Show me each line of the listing below where the word "Select" appears.

____ MATERIAL PROVIDED

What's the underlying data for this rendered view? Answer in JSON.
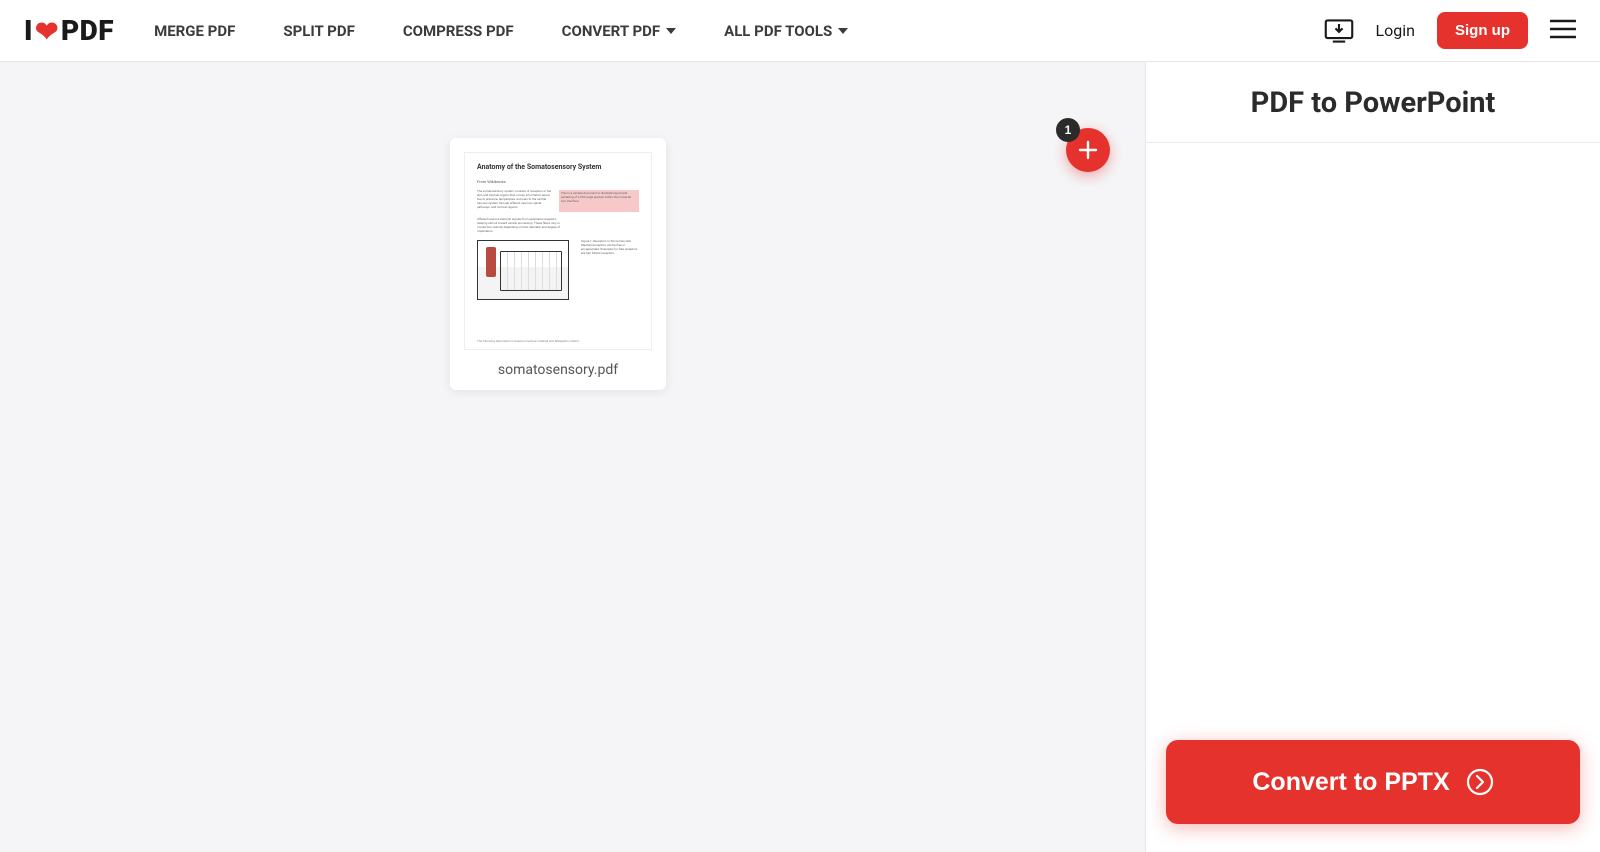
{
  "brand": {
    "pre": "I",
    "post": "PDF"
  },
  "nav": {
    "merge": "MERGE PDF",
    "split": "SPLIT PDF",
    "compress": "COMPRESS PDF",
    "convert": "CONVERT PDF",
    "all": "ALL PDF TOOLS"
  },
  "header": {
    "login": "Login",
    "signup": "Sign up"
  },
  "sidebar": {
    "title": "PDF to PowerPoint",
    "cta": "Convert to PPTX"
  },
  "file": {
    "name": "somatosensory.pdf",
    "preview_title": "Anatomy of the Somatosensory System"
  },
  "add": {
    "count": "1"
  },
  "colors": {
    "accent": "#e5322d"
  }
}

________
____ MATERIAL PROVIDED

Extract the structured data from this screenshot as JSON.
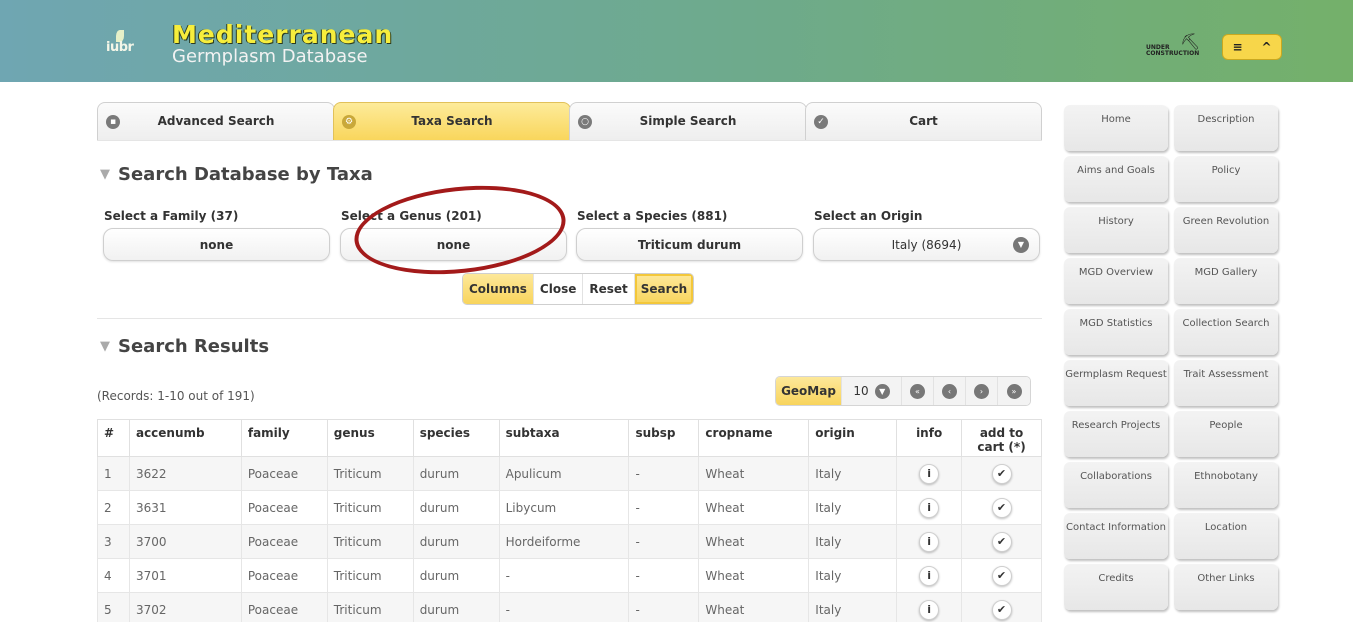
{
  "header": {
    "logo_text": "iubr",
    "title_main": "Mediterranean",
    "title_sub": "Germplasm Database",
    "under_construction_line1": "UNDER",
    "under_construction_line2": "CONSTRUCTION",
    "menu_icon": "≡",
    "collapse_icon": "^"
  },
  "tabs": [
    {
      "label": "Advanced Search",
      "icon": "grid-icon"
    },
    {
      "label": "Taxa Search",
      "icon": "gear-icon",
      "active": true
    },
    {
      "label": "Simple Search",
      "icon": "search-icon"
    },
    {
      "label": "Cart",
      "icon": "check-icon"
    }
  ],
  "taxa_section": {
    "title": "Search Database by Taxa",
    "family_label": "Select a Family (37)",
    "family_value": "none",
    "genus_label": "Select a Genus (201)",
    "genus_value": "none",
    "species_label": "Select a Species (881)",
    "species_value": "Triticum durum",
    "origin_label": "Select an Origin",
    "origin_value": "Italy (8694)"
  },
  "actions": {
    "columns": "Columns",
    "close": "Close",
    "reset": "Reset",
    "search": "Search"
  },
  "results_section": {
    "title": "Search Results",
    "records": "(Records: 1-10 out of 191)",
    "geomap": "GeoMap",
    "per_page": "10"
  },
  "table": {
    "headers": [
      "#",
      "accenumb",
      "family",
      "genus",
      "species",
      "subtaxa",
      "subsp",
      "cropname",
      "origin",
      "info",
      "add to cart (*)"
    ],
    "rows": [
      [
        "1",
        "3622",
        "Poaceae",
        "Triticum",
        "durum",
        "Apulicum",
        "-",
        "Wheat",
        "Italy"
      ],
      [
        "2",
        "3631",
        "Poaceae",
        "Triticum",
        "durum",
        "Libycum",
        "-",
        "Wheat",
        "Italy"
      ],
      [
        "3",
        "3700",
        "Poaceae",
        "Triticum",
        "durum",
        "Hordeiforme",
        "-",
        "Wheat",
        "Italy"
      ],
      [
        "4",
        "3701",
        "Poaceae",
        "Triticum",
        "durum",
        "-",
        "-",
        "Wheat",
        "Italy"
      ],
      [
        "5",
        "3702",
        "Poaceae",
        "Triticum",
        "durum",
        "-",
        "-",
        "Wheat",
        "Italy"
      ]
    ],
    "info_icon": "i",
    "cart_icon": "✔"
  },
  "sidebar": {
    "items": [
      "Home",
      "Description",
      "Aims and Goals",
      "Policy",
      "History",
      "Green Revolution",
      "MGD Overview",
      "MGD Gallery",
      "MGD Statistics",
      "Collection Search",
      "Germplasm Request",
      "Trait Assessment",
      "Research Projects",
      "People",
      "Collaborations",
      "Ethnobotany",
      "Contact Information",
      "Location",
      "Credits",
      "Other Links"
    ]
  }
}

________

--- ANSWER ---
    "family_label": "Select a Family (37)",
    "genus_label": "Select a Genus (201)",
    "species_label": "Select a Species (881)",
    "origin_label": "Select an Origin",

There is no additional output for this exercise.